DATASET ENTRIES —
####################
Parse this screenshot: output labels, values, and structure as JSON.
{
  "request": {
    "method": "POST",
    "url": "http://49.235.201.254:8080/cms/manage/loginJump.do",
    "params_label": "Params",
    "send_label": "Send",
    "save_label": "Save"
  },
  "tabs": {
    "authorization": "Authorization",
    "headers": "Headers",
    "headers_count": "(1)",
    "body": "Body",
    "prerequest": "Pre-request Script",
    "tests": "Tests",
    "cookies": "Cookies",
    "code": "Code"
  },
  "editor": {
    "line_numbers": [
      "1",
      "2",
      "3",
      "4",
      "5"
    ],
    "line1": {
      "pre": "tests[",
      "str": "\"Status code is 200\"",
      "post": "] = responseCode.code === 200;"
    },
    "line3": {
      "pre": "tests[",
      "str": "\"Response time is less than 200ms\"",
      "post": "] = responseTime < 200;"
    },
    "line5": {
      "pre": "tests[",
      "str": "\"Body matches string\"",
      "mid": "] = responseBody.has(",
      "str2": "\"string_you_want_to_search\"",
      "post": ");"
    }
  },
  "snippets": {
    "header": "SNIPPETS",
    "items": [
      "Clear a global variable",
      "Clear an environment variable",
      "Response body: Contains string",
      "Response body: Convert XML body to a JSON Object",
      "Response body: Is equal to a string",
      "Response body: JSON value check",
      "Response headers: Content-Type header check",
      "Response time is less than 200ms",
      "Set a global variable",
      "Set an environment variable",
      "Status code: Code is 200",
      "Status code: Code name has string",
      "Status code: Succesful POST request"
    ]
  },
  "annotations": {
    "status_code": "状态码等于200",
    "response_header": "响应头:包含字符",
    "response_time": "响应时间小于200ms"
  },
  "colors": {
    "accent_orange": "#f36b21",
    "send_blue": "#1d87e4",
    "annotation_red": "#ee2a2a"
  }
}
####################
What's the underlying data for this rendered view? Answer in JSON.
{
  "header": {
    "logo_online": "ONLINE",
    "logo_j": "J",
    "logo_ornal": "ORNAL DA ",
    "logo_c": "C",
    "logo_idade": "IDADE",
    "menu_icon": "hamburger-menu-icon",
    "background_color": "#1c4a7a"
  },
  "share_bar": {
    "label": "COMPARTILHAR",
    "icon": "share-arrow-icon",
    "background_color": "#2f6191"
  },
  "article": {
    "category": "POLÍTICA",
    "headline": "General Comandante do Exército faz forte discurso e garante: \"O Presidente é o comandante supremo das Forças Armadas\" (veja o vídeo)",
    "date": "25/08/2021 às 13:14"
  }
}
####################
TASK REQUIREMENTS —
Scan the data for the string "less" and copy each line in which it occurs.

RESPONSE BOX —
      "str": "\"Response time is less than 200ms\"",
      "Response time is less than 200ms",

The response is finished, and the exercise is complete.